=== Information supplied ===

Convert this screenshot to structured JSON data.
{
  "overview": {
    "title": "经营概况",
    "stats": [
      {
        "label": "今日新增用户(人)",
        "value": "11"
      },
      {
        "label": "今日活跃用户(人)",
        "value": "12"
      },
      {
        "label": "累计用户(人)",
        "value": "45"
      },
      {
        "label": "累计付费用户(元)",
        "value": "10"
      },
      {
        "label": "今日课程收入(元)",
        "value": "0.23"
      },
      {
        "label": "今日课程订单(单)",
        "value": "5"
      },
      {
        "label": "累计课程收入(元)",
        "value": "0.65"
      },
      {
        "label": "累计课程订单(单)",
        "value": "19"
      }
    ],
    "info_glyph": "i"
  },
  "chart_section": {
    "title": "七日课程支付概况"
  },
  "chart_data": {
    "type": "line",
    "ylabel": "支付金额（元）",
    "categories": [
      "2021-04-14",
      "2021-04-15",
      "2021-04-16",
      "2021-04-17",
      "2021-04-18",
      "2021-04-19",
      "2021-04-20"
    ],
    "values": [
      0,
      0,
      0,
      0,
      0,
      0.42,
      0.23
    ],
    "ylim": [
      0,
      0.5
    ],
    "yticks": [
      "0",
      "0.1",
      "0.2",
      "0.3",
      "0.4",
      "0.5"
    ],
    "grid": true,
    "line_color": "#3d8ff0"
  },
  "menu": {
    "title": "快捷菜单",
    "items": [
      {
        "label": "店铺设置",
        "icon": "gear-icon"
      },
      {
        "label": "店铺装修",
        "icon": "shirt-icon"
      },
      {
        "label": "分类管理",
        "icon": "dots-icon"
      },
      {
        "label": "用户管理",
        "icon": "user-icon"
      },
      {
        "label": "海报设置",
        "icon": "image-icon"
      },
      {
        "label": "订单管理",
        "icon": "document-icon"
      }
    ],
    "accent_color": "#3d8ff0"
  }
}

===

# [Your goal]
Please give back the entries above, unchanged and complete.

# [Output of the exercise]
Convert this screenshot to structured JSON data.
{
  "overview": {
    "title": "经营概况",
    "stats": [
      {
        "label": "今日新增用户(人)",
        "value": "11"
      },
      {
        "label": "今日活跃用户(人)",
        "value": "12"
      },
      {
        "label": "累计用户(人)",
        "value": "45"
      },
      {
        "label": "累计付费用户(元)",
        "value": "10"
      },
      {
        "label": "今日课程收入(元)",
        "value": "0.23"
      },
      {
        "label": "今日课程订单(单)",
        "value": "5"
      },
      {
        "label": "累计课程收入(元)",
        "value": "0.65"
      },
      {
        "label": "累计课程订单(单)",
        "value": "19"
      }
    ],
    "info_glyph": "i"
  },
  "chart_section": {
    "title": "七日课程支付概况"
  },
  "chart_data": {
    "type": "line",
    "ylabel": "支付金额（元）",
    "categories": [
      "2021-04-14",
      "2021-04-15",
      "2021-04-16",
      "2021-04-17",
      "2021-04-18",
      "2021-04-19",
      "2021-04-20"
    ],
    "values": [
      0,
      0,
      0,
      0,
      0,
      0.42,
      0.23
    ],
    "ylim": [
      0,
      0.5
    ],
    "yticks": [
      "0",
      "0.1",
      "0.2",
      "0.3",
      "0.4",
      "0.5"
    ],
    "grid": true,
    "line_color": "#3d8ff0"
  },
  "menu": {
    "title": "快捷菜单",
    "items": [
      {
        "label": "店铺设置",
        "icon": "gear-icon"
      },
      {
        "label": "店铺装修",
        "icon": "shirt-icon"
      },
      {
        "label": "分类管理",
        "icon": "dots-icon"
      },
      {
        "label": "用户管理",
        "icon": "user-icon"
      },
      {
        "label": "海报设置",
        "icon": "image-icon"
      },
      {
        "label": "订单管理",
        "icon": "document-icon"
      }
    ],
    "accent_color": "#3d8ff0"
  }
}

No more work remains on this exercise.